Vital Security reports that your Podcast can be hijacked by nefarious people. Okay I don’t get how this whole thing works (someone please let me know if you can figure it out) but I am already worried about Om & Niall PodSessions, my nascent attempt at tip toeing into the world of podcasting. (Please subscribe to the show if you have not done so far…. its only 20 minutes a week!)
Nasty man sets up website. Nasty man targets nice Podcaster person. Nasty man points his URL to the RSS feed of the target podcast, and builds up tons of links in search engines, meaning visitors hit the podcast from nasty man’s site, rather than nice Podcaster person’s site….Wave goodbye to your audience….except….maybe I’m missing something here. Yes, lots of links in Podcast search engines or whatever will get hosed.
17 thoughts on “Your Podcast can be hijacked”
Wouldn’t that net you even more listeners? They are linking to your podcast… I must be missing something!
Wouldnt it be your podcast that actually gets streamed, only via someone else’s link/referral?
Maybe I am missing out something too…
This is a big deal that is why PodTech has “Podcasting Trust Services” for corporations. If any corporation is interested in podcasting they need to have a stategy for this trust issue. Feel free to contact me at john at podtech dot net
This is something that corporations need to understand.
Founder PodTech Network
We actually talk about the issue of people stealing content in our two part podcast with Jason Calacanis at http://www.web20show.com. There is a very real problem out there with people stealing content. The blackmailing aspect is a new one to me though. I’ve mostly seen it used to game Adsense.
I think the idea is that while initially the alacious sites will be streaming your content, what can happen after awhile is that users listening to your podcast through the malicious sites may be diverted to other content, because the malicious site can easily change it’s link.

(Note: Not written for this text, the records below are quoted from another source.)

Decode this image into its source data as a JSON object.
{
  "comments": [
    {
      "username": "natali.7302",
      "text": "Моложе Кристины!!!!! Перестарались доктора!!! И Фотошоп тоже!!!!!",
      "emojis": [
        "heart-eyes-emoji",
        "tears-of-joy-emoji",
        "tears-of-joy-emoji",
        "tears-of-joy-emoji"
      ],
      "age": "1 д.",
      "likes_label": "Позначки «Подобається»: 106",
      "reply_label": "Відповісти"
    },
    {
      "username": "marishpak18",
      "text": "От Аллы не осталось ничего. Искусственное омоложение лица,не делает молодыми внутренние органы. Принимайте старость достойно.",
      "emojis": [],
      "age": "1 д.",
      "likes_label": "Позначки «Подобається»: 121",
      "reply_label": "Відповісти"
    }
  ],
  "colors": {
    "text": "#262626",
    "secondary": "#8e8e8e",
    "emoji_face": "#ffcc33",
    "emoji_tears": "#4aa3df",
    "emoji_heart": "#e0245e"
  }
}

What allows blackmail is the malicious site becoming universally known as the “proper” source for your podcast, leading podcast search engines, aggregators, and other services to attribute your podcast’s content to the malicious site rather than you.
I, for one, think this risk is rather overblowm. It has apparently happened to erik’s diner (http://cyberlaw.stanford.edu/blogs/vogele/archives/003636.shtml ) but all you really need to do is to check that the popular podcast aggregators are obtaining your content from the your source. If you do that – any possible problem vanishes.
This is actually a form of search engine hijacking, and could be used to hijack anything (Web sites, regular RSS feeds, podcasts, whatever).
Occasionally I’ve noticed other sites republishing content from my RSS feed, and the republished version gets into Google and Technorati instead of the original (because the search engines filter out “duplicates”).
Actually I think RSS hijacking of blog content is more of a danger than podcast hijacking. While a malicious site can masquerade your legitimate podcast, it’s much harder to automate stripping your identification from an MP3 podcast than it is from blog content, which is essentially just text. Aside from the rare case where a masqueraded RSS feed (podcast or blog) gets a higher search ranking than the legit content, I don’t think there is much risk here. Dropping your name or URL inside content is always a good countermeasure.
Why strip any identification? Just add on your own ads to the hijacked content and watch the money roll in. I don’t know if this would work for podcasts, though.
Right, but you’re on a sinking ship if you hijack and include ads because people will eventually go to the source because it doesn’t have ads. Of course if you have ads in your RSS, which I don’t think is a good idea aside from maybe a sponsored by logo, then it’s even worse because the hijacker would have to strip out your ads as well. Basically, they can rip off my RSS feed, but I don’t really care because all my URLs are fully qualified and point back to me. I really don’t think it’s worth it to hijack at this point. I could be wrong, but that’s what I see given the technological cost.
Now there is a danger if someone were to go ad free and garner enough links so that Google points to the hijacker as the authoritative source, but this takes a long time and there are many warning signs such as foreign referrer tags in your webserver logs before this becomes a problem. I’m not loosing sleep over it.
Here you go…
Podcast Hijacked, Held for Ransom
A suggestion for action: http://blog.forret.com/blog/2005/12/lets-get-rid-of-podkeywordcom.html
“Here is what has to be done:
A) by every podcaster
check if you are affected: search for your podcast to see if it has been hijacked:
* on iTunes: subscribe to your own feed because you won’t be able to see the actual feed URL unless you’re subcribed. If it’s a podkeyword URL, click the “Report a concern” button and tell Apple this is a wrong feed URL, give them the right one.
* on Yahoo: search for it and if both your real feed and the podkeyword feed are present (I found 2 podkeyword feeds for my own podcast), give the hijacked ones a bad review (give it 1 star and write a review about the hijack)
The podkeyword.com story is a bit one-sided. The podcasts were automatically posted to Yahoo and iTunes through OPML and not directly by podkeywords.com so he’s stuck looking like a podjacker.